Do Your Food Labels Need to be Updated?

Hodgson Russ Food and Beverage Alert

Imagine sitting down at your dinner table, ready to dig into the delicious meal you’ve worked tirelessly to prepare, only to find out that (after you’ve tasted the first bite) you’ve used an ingredient that has caused your throat to contract, your skin to break out, or worse, anaphylactic shock.

But I checked the label!

Well, up until recently, only eight of the food supply’s largest allergens were required to be disclosed on a food item’s label.  Milk, tree nuts, eggs, peanuts, shellfish, soybeans, wheat, and fish were, and remain, the eight most common food allergens that can cause problems (think stomach) in sensitive individuals.

For years, the Food & Drug Administration (FDA) has monitored the food supply to determine what, if any, substances pose a significant health risk.  The Food Allergen Labeling and Consumer Protection Act has been in place for decades and has empowered the FDA to inform consumers about the presence of major allergens in food.  But, under this Act, only the foregoing eight allergens were listed as “major” until 2020.
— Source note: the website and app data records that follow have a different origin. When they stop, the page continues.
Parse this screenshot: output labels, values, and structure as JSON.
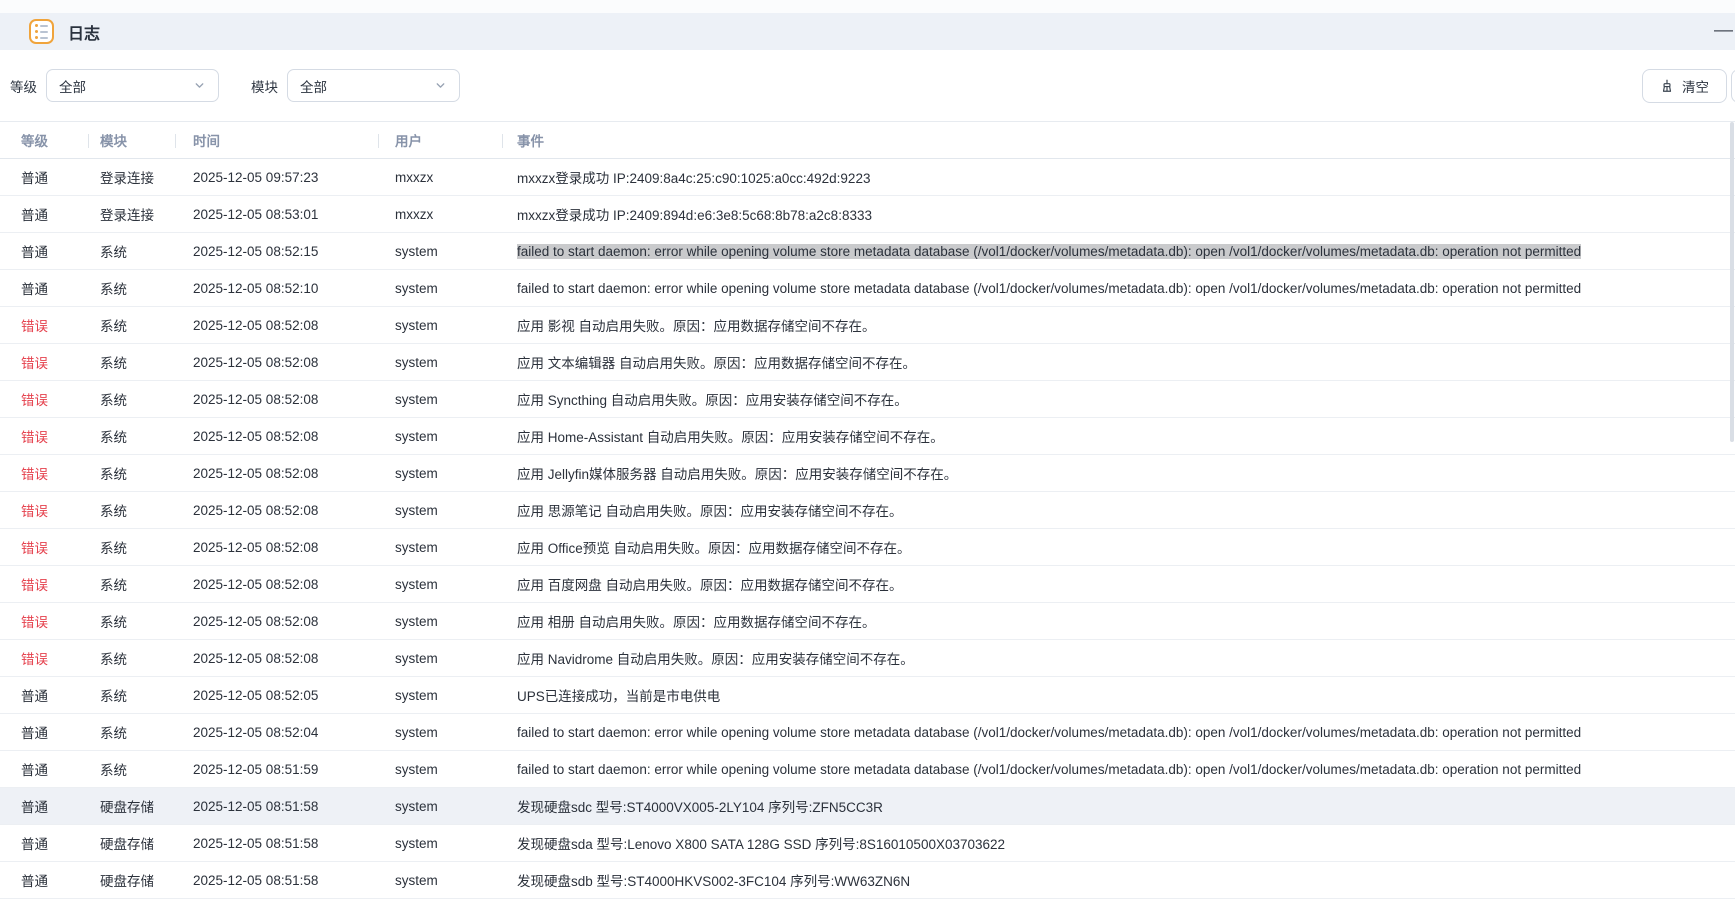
{
  "window": {
    "title": "日志",
    "minimize_label": "—"
  },
  "filters": {
    "level": {
      "label": "等级",
      "value": "全部"
    },
    "module": {
      "label": "模块",
      "value": "全部"
    }
  },
  "toolbar": {
    "clear_label": "清空"
  },
  "table": {
    "columns": [
      {
        "label": "等级"
      },
      {
        "label": "模块"
      },
      {
        "label": "时间"
      },
      {
        "label": "用户"
      },
      {
        "label": "事件"
      }
    ],
    "rows": [
      {
        "level": "普通",
        "level_style": "normal",
        "module": "登录连接",
        "time": "2025-12-05 09:57:23",
        "user": "mxxzx",
        "event": "mxxzx登录成功 IP:2409:8a4c:25:c90:1025:a0cc:492d:9223"
      },
      {
        "level": "普通",
        "level_style": "normal",
        "module": "登录连接",
        "time": "2025-12-05 08:53:01",
        "user": "mxxzx",
        "event": "mxxzx登录成功 IP:2409:894d:e6:3e8:5c68:8b78:a2c8:8333"
      },
      {
        "level": "普通",
        "level_style": "normal",
        "module": "系统",
        "time": "2025-12-05 08:52:15",
        "user": "system",
        "event": "failed to start daemon: error while opening volume store metadata database (/vol1/docker/volumes/metadata.db): open /vol1/docker/volumes/metadata.db: operation not permitted",
        "text_selected": true
      },
      {
        "level": "普通",
        "level_style": "normal",
        "module": "系统",
        "time": "2025-12-05 08:52:10",
        "user": "system",
        "event": "failed to start daemon: error while opening volume store metadata database (/vol1/docker/volumes/metadata.db): open /vol1/docker/volumes/metadata.db: operation not permitted"
      },
      {
        "level": "错误",
        "level_style": "error",
        "module": "系统",
        "time": "2025-12-05 08:52:08",
        "user": "system",
        "event": "应用 影视 自动启用失败。原因：应用数据存储空间不存在。"
      },
      {
        "level": "错误",
        "level_style": "error",
        "module": "系统",
        "time": "2025-12-05 08:52:08",
        "user": "system",
        "event": "应用 文本编辑器 自动启用失败。原因：应用数据存储空间不存在。"
      },
      {
        "level": "错误",
        "level_style": "error",
        "module": "系统",
        "time": "2025-12-05 08:52:08",
        "user": "system",
        "event": "应用 Syncthing 自动启用失败。原因：应用安装存储空间不存在。"
      },
      {
        "level": "错误",
        "level_style": "error",
        "module": "系统",
        "time": "2025-12-05 08:52:08",
        "user": "system",
        "event": "应用 Home-Assistant 自动启用失败。原因：应用安装存储空间不存在。"
      },
      {
        "level": "错误",
        "level_style": "error",
        "module": "系统",
        "time": "2025-12-05 08:52:08",
        "user": "system",
        "event": "应用 Jellyfin媒体服务器 自动启用失败。原因：应用安装存储空间不存在。"
      },
      {
        "level": "错误",
        "level_style": "error",
        "module": "系统",
        "time": "2025-12-05 08:52:08",
        "user": "system",
        "event": "应用 思源笔记 自动启用失败。原因：应用安装存储空间不存在。"
      },
      {
        "level": "错误",
        "level_style": "error",
        "module": "系统",
        "time": "2025-12-05 08:52:08",
        "user": "system",
        "event": "应用 Office预览 自动启用失败。原因：应用数据存储空间不存在。"
      },
      {
        "level": "错误",
        "level_style": "error",
        "module": "系统",
        "time": "2025-12-05 08:52:08",
        "user": "system",
        "event": "应用 百度网盘 自动启用失败。原因：应用数据存储空间不存在。"
      },
      {
        "level": "错误",
        "level_style": "error",
        "module": "系统",
        "time": "2025-12-05 08:52:08",
        "user": "system",
        "event": "应用 相册 自动启用失败。原因：应用数据存储空间不存在。"
      },
      {
        "level": "错误",
        "level_style": "error",
        "module": "系统",
        "time": "2025-12-05 08:52:08",
        "user": "system",
        "event": "应用 Navidrome 自动启用失败。原因：应用安装存储空间不存在。"
      },
      {
        "level": "普通",
        "level_style": "normal",
        "module": "系统",
        "time": "2025-12-05 08:52:05",
        "user": "system",
        "event": "UPS已连接成功，当前是市电供电"
      },
      {
        "level": "普通",
        "level_style": "normal",
        "module": "系统",
        "time": "2025-12-05 08:52:04",
        "user": "system",
        "event": "failed to start daemon: error while opening volume store metadata database (/vol1/docker/volumes/metadata.db): open /vol1/docker/volumes/metadata.db: operation not permitted"
      },
      {
        "level": "普通",
        "level_style": "normal",
        "module": "系统",
        "time": "2025-12-05 08:51:59",
        "user": "system",
        "event": "failed to start daemon: error while opening volume store metadata database (/vol1/docker/volumes/metadata.db): open /vol1/docker/volumes/metadata.db: operation not permitted"
      },
      {
        "level": "普通",
        "level_style": "normal",
        "module": "硬盘存储",
        "time": "2025-12-05 08:51:58",
        "user": "system",
        "event": "发现硬盘sdc 型号:ST4000VX005-2LY104 序列号:ZFN5CC3R",
        "row_highlighted": true
      },
      {
        "level": "普通",
        "level_style": "normal",
        "module": "硬盘存储",
        "time": "2025-12-05 08:51:58",
        "user": "system",
        "event": "发现硬盘sda 型号:Lenovo X800 SATA 128G SSD 序列号:8S16010500X03703622"
      },
      {
        "level": "普通",
        "level_style": "normal",
        "module": "硬盘存储",
        "time": "2025-12-05 08:51:58",
        "user": "system",
        "event": "发现硬盘sdb 型号:ST4000HKVS002-3FC104 序列号:WW63ZN6N"
      }
    ]
  },
  "colors": {
    "error_text": "#e5424e",
    "app_icon_accent": "#f0a43c",
    "titlebar_bg": "#edf1f7",
    "row_highlight_bg": "#eef1f6",
    "text_selection_bg": "#c9cacc"
  }
}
Recently, the FDA expanded its supervision and control of food allergens and issued draft guidance for the food industry to encourage manufacturers to voluntarily declare additional allergens in their ingredient list.  It is likely that these “encouraging” disclosures will become a requirement in the coming years.  The FDA also took another important step in late 2020 by establishing final gluten-free compliance requirements for fermented and hydrolyzed foods (pickles, soy sauces, and cheese) so that consumers can be confident that the food item they are buying is actually gluten free.

The FDA’s increased scrutiny is a direct result of the large number of Class I food recalls seen across the nation.  Approximately one third of foods reported to the FDA through its Reportable Food Registry as “serious health risks” involved undeclared food allergens.  Since March 2020, the FDA has issued “warning letters” to eight registered food facilities that resulted in Class I recalls. The food facilities are then required by statute to implement food safety preventative controls that reduce or eliminate the hazard of undeclared allergens before food is distributed.  For example, Whole Foods Market has recalled more than 30 food products over the last year because the presence of major food allergens was not indicated on food product labels.  Non-compliance can result in revocation of a food distributor’s or manufacturer’s FDA license, as well as potential fines under Federal law.

For now, the question to ask is – do my labels need to be updated?  If you need assistance in mitigating against food label exposure, please reach out to James Zawodzinski (716.848.1595), Reetuparna Dutta (716.848.1626), Andrew Freedman (716.848.1332) or any member of the Hodgson Russ Food & Beverage practice. 

Jump to Page

Necessary Cookies

Necessary cookies enable core functionality such as security, network management, and accessibility. You may disable these by changing your browser settings, but this may affect how the website functions.

Analytical Cookies

Analytical cookies help us improve our website by collecting and reporting information on its usage. We access and process information from these cookies at an aggregate level.